If you love Radiohead, then you've had this conversation:
Hater: “I don't know about Radiohead, man. I just don't get why people are so into them.”
Fan: ”Wait, what? Why are people into them? Because they are fucking awesome!”
Hater: “Yeah, I've heard that. But, like, it just sounds like a bunch of noise to me. I mean, that one song 'Creep' is OK. I like that one, I guess. And 'Fake Plastic Trees'? I can do that one.”
Fan: “'Creep'? For real? That song is 20 years old.”
Hater: “I know, but you can sing along with it and understand what the dude is saying. The other songs are just ... meh ... I don't get it. I'm not a music snob like you are, OK? Guh.”

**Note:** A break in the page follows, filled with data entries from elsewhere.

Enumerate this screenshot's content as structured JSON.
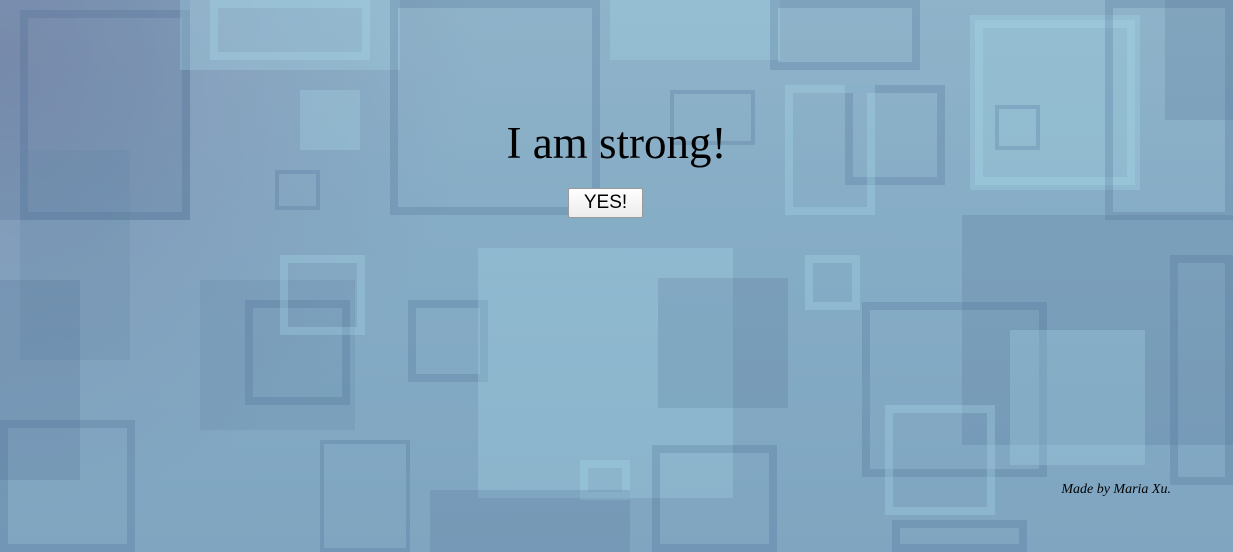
{
  "page": {
    "headline": "I am strong!",
    "button_label": "YES!",
    "credit": "Made by Maria Xu."
  },
  "theme": {
    "background": "#8aafc6",
    "text": "#000000"
  }
}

So no show in recent memory garnered as much advance buzz and bragging ("Hey, bro, I got my Radiohead tickets. Did you get yours? Oh, no, my bad ... it's sold out...”) — and as much pre-emptive whatever hostility — as Radiohead's last night.

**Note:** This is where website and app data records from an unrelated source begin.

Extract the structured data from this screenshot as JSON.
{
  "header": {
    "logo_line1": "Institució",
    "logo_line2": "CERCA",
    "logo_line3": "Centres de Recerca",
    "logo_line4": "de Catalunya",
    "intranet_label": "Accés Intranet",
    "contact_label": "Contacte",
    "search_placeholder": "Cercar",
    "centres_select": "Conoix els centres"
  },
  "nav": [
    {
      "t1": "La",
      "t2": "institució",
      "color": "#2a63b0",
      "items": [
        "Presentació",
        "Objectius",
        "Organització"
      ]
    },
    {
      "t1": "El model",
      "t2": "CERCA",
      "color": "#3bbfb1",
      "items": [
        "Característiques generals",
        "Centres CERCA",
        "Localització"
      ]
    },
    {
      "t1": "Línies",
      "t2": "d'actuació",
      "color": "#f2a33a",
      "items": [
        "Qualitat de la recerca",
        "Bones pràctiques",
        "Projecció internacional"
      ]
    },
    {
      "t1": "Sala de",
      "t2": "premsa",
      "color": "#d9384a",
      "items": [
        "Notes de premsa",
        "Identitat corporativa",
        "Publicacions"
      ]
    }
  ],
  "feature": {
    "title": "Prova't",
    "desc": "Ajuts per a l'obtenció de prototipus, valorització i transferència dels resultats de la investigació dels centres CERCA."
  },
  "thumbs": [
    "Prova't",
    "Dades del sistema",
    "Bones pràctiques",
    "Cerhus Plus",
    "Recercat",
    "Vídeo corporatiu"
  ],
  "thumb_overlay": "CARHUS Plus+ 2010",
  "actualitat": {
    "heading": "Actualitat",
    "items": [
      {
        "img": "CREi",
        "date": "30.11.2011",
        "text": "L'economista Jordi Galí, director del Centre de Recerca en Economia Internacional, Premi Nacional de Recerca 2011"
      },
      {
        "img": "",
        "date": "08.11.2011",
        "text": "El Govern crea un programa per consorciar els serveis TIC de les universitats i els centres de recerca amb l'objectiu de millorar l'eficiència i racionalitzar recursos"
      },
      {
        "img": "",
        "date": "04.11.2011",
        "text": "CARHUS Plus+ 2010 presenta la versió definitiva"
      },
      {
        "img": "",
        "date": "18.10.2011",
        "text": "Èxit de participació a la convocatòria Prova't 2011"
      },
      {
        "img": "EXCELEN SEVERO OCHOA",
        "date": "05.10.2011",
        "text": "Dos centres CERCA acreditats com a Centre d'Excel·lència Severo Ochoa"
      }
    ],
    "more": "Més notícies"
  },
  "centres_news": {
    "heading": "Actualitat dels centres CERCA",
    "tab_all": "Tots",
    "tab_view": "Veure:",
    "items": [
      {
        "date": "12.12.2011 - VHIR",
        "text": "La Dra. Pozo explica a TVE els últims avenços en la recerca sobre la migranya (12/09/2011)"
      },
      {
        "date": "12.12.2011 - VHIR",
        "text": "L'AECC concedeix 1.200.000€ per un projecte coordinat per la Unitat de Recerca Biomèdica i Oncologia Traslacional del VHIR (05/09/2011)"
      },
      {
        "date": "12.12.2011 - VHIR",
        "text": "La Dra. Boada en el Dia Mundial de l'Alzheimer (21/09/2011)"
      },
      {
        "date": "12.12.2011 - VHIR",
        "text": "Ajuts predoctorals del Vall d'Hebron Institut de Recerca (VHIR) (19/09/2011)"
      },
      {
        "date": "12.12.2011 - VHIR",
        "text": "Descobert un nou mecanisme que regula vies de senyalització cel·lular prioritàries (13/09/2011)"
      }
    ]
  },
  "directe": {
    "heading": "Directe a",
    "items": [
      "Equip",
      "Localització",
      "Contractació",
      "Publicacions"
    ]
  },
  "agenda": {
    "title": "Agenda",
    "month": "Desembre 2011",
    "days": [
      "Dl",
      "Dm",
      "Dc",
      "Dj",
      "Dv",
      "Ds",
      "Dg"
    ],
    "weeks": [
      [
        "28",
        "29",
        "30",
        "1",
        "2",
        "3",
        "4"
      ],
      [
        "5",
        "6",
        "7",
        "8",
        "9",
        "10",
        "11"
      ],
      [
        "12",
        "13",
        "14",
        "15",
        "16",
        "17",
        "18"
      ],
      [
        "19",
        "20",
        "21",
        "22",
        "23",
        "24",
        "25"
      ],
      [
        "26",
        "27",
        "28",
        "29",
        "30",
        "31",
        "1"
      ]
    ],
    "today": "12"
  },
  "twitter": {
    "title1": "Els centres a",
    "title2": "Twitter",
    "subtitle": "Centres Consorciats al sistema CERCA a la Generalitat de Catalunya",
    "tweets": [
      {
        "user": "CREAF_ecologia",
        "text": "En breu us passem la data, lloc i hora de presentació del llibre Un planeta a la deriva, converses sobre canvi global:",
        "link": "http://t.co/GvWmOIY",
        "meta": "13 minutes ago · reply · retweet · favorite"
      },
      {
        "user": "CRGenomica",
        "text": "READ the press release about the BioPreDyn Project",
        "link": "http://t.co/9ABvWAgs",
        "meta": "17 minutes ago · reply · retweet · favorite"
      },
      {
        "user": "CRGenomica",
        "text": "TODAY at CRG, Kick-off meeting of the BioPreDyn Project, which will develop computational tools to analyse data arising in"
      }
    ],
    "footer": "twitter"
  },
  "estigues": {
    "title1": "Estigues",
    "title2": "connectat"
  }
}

This one was for the fans, not the haters. Especially for those who swore we'd wait it out before giving in and heading to St. Louis or Denver in the past, fans of Thom Yorke and co. were duly rewarded last night by a band that last played these parts 16 years ago.
The set list was heavy with cuts from the band's 2011 release, King of Limbs (an album that had no singles, sampled previous Radiohead albums and was the shortest of the band's catalog). But even those disappointed not to hear favorites like “The Tourist” or “You and Whose Army?” had to admit that the riveting spectacle onstage was enough to make one forget ... well, just about everything.

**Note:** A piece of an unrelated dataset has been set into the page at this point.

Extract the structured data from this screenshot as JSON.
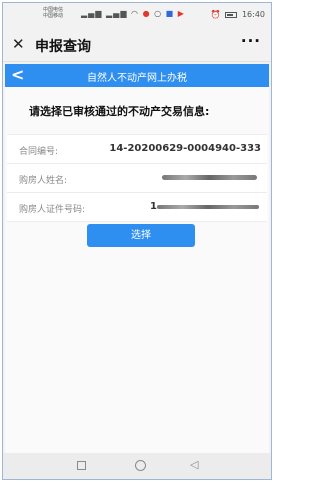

The stage was backlit with color-changing LEDs (blueish for “Pyramid Song,” red, yellow and orange for “All I Need”). Ten to 12 video screens projected live images of the band during each song. Occasionally, they would lower all the way and produce their own ethereal glow. Sometimes the images were hazy, shadowed or blurry, but somehow they still perfectly captured the performance, conveying the band's striking sexiness.
Hair in a ponytail, Yorke danced spastically and spoke just enough to get the audience to want to hear more. He sounded humble. “Today is a random day ...” he began before the band launched into “Identikit.” He proved it by stopping a few measures in with an “awwww, sheeeeiiit ...” because something was off.
“How to Disappear Completely,” the tour debut of the Kid A track, was more uptempo, while “Reckoner” seemed more understated than the original version. The beginning of “Everything In Its Right Place” had people fooled at first. “Man, when they play that first part of 'Everything In Its Right Place,' this whole place is gonna go apeshit. Just watch,” the guy behind me said shortly before the band did perform that song — with a switched-up intro that found its rhythm in maracas. The audience didn't, in fact, go apeshit.
Right before that, in the middle of the first encore, Radiohead played “Lucky,” the transcendent highlight of the show. When Yorke got to the chorus, and the lights went up, throwing a glow over the whole Sprint Center, the moment went right past apeshit to tears and goosebumps. Everything was in its right place — which doesn't happen very often but turns out to be worth waiting for.
Random Detail: Walking through the entrance of the Sprint Center, I felt like I had been buried in a cigarette smoker's gigantic pile of laundry.
Personal Bias: This was a bucket-list concert.
By the Way: You know the whole “dance like no one is watching” adage? There was a lot of that going on last night. Save the sweeping hand motions and swirling hips for GA. Thom can pull it off, but you my friend, not so much.
Morning Mr. Magpie
All I Need
The Daily Mail
How to Disappear Completely
Everything In Its Right Place
Give Up the Ghost